While some individuals recover and resume their normal lives after experiencing a cardiac failure, others victims may have to deal with consequential physical damages such as the brain damage as heart failure causes loss of grey matter in brain and results in decline in mental process.
Higher cardiovascular risk scores may predict cognitive decline including working memory, episodic memory, and the perceptual speed which results in neurodegeneration diseases, says a study published in the Journal of American College of Cardiology JACC.
Higher cardiovascular burden not only causes fast decline in cognitive memory but it is also significantly associated with formation of vascular lesions including brain tissue damage or formation of abnormal blood vessels with altered blood flow and altered neurons with lost functionality called neurodegeneration resulting in respective neurological disorders.

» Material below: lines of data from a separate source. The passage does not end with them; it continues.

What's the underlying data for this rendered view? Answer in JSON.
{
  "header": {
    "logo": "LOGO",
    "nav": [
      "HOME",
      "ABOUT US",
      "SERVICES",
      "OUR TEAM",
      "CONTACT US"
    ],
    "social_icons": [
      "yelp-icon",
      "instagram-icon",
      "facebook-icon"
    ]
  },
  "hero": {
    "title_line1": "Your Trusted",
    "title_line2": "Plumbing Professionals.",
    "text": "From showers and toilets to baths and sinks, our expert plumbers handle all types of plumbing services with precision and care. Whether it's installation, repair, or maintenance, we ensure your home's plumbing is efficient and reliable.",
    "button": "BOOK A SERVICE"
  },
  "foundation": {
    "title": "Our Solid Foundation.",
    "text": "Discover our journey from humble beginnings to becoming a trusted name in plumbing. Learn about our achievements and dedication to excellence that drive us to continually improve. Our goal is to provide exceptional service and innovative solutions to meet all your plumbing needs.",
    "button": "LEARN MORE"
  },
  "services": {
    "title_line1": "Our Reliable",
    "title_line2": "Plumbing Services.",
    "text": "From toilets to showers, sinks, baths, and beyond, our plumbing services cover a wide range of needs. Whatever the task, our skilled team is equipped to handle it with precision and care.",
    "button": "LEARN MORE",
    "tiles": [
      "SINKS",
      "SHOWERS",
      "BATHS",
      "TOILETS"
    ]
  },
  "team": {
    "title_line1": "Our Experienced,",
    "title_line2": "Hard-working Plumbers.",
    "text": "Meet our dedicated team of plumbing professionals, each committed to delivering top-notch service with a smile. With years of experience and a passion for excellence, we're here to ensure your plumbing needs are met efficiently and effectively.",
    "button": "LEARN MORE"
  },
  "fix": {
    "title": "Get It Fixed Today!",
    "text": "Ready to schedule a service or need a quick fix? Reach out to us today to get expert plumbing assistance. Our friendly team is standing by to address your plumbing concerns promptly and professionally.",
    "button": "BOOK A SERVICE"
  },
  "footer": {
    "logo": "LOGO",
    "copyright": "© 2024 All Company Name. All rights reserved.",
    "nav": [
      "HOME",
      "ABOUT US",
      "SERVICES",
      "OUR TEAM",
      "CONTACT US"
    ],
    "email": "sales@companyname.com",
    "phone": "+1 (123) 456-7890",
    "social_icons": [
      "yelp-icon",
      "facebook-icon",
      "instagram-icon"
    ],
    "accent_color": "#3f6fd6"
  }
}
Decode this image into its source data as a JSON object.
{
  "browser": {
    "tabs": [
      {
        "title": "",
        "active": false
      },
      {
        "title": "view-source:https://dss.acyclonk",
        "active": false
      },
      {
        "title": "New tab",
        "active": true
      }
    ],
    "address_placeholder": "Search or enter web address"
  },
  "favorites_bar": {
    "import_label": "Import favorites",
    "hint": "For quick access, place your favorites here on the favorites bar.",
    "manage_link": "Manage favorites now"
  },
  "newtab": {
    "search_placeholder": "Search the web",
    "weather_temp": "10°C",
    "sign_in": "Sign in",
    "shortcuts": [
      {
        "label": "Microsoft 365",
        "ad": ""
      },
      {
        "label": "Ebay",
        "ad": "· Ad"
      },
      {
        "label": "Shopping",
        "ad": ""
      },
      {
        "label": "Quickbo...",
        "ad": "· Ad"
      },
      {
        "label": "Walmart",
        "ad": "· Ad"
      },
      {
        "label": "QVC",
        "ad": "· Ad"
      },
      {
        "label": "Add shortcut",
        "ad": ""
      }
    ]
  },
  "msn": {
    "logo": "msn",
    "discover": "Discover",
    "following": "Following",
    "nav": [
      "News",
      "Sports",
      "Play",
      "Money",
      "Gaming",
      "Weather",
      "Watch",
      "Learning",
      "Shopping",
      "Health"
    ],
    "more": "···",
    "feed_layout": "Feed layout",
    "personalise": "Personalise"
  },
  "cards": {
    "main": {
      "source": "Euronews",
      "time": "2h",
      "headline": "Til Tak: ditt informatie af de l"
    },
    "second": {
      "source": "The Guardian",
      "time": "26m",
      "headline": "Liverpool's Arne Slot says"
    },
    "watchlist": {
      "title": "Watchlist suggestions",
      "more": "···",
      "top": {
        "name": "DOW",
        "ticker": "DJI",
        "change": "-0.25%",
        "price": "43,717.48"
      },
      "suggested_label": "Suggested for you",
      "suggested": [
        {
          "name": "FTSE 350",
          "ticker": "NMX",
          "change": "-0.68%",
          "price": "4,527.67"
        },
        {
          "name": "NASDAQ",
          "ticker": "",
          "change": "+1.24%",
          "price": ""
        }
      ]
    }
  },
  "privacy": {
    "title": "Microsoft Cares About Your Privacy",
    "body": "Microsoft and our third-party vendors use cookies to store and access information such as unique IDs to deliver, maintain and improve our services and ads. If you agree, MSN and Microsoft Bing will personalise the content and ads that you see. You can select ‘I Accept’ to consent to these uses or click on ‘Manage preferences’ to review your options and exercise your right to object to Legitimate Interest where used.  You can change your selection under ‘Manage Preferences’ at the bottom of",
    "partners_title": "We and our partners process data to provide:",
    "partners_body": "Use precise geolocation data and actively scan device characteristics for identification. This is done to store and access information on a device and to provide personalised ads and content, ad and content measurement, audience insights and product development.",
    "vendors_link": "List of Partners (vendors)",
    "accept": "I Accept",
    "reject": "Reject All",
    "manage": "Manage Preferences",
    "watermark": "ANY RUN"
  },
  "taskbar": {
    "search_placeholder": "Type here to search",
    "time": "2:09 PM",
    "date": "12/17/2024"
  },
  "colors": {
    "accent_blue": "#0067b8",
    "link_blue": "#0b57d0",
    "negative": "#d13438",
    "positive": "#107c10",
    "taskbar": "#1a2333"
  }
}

The prospective study of older individuals and revealed that most predisposed neurodegenerative disorders prerequisite to cardiac failures include dementia and Alzheimer’s. The global incidence of Alzheimer and dementia including United States is rising steeply. More than 50 million people are suffering from dementia and over 6 million people are suffering from Alzheimer’s including all age groups, says Alzheimer’s association.
The most affected age group is 65 or above. More than 5.8 million individuals aged 65 and above are suffering from Alzheimer’s associated dementia in 2020 and 80% are reported more than 75 years old. Each 1 in 10 65 years old person has Alzheimer’s dementia which is the 10 % of the people. The numbers are expected to increase up to 14 million by mid of the century according to the Alzheimer’s Association 2020 report.
The study explains the link between heart and brain
The study focused on area of cognition in affected individuals like memory and speed processing. It helps to elucidate the complex interrelations between brain and heart functioning. The study included 1588 dementia free individuals with average age of 79.5 years and followed them for up to 21 years.
There are many specific cardiovascular risk factors, and each can either individually, or in combination, push the fast-forward button towards different aspects of cognitive decline, Dr. Richard Isaacson, director of the Alzheimer’s Prevention Clinic at Weill Cornell Medicine and NewYork-Presbyterian.
The study revealed that incidence of rapid decline in working memory, episodic memory, and speed to perceive things is higher in adults who have had heart attack or associated cardiovascular problems compared to those with reduced cardiovascular risk. The group of scientists from Tianjin Medical University in China found that individuals with higher cardiovascular risk had smaller hippocampus which plays an essential role in consolidation of information from short-term to long-term memory. Moreover, the patients had reduced grey matter, which is involved in perception and reduced total brain volume with damaged white matter which considerably affects brain learning and relaying information.
High blood pressure and diabetes can accelerate shrinkage of the brain. High cholesterol can increase the bad protein that builds up in the brains of people with Alzheimer’s. Decreased blood flow can cause ‘white spots’ on brain scans that can lead to slowed processing speed, Dr. Richard Isaacson, director of the Alzheimer’s Prevention Clinic at Weill Cornell Medicine and NewYork-Presbyterian.
However, the study was limited as the older white women were major proportion of the cohort. Moreover, the risk factors that are potentially associated with cognitive impairment are not fully assessed in this study and needs further elucidation.